Leave aside its desperate poverty. Neighboring Somalia, whose clients (the Issas) will dominate the new government, wants to swallow Djibouti. Neighboring Ethiopia, whose main access to the Red Sea is through its port, fears its arch foes in Somalia will do exactly that. The Saudis and Sudanese and, somewhere in the background, the Americans stand behind Somalia. The Russians and Libyans stand behind the Ethiopians. Djibouti, you could say, rhymes with trouble.

If there is an international sprinkler system to douse this fire in the making, it may be France. The French are performing no mean feat in Africa. They have done just about everything that "imperialists" are supposed to be strung up for: sold arms to South Africa, intervened to keep puppets in power - you name it. But they do not appear to most Africans so threatening as either great power. They wield their culture deftly. They have shown an attentiveness to development and a constancy in support of old friends, and this has given their friendship value at least to the ruling elites.

In the Territory of the Afars and Issas, France formerly supported the political groups aligned with Ethiopia. Recently, with Ethiopia in terrible trouble for reasons of its own, the French switched horses and hooked up with the groups aligned with Somalia. Quietly, Paris is leaving a couple thousand French soldiers as protection for the shaky new state.

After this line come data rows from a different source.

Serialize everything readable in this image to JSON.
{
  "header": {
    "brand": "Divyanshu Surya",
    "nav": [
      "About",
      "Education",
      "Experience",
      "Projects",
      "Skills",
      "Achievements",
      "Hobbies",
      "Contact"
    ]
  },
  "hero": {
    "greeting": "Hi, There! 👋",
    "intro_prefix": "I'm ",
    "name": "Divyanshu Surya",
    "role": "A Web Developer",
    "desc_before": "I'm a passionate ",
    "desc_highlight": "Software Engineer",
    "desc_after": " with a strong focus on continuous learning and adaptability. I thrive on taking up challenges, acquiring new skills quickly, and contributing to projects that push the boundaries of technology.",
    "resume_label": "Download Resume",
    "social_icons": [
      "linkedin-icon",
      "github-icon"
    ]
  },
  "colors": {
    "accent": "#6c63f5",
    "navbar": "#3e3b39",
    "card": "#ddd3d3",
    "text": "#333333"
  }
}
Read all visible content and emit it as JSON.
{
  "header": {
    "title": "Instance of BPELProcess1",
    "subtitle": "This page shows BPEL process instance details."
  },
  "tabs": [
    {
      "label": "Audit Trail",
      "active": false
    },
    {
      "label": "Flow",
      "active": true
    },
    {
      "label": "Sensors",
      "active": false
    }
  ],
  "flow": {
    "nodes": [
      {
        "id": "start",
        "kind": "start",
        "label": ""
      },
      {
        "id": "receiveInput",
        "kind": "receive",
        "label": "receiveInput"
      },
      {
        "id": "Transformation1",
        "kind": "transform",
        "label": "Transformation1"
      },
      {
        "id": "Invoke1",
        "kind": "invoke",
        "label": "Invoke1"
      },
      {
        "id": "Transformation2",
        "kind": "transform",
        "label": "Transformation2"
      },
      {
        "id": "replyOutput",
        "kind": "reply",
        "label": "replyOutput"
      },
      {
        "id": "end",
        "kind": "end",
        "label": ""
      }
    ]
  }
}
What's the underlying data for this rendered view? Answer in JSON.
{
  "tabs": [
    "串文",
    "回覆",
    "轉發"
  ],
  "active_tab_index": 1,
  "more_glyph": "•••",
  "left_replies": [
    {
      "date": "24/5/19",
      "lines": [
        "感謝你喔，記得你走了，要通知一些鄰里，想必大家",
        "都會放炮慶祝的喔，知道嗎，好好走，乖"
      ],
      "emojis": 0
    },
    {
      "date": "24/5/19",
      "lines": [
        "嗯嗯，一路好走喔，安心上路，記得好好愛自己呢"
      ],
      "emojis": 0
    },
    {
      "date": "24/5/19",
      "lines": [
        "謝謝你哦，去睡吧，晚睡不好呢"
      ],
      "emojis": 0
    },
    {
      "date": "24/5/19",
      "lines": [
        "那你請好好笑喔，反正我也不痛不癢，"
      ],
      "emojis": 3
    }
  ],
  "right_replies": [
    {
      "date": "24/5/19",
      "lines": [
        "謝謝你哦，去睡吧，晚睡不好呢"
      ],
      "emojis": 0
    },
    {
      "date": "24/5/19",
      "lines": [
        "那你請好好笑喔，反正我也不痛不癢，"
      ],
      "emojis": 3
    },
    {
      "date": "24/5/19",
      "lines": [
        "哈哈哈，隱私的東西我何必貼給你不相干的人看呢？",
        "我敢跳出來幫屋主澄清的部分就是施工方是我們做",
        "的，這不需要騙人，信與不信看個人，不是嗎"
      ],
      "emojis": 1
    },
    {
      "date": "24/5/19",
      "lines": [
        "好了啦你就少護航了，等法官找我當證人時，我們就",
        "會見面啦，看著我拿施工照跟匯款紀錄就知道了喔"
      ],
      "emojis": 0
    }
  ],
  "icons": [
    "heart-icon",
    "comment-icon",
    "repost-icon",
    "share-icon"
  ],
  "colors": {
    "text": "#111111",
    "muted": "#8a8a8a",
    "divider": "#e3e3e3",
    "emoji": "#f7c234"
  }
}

Djibouti is a long way away. In another day, the United States might have itched to play a central role in arranging the balance of power in its region. Africa's Horn. But the itch has been tamed, or subdued. This represents maturity. A more dominant American presence in the Horn would not assure the stability that is the customary American goal in unsettled Third World places. A more discreet presence may not ensure stability either. But the United States does well to make a diplomatic virtue out of what may be only a political necessity, and to take a seat near the sidelines while others take to the field.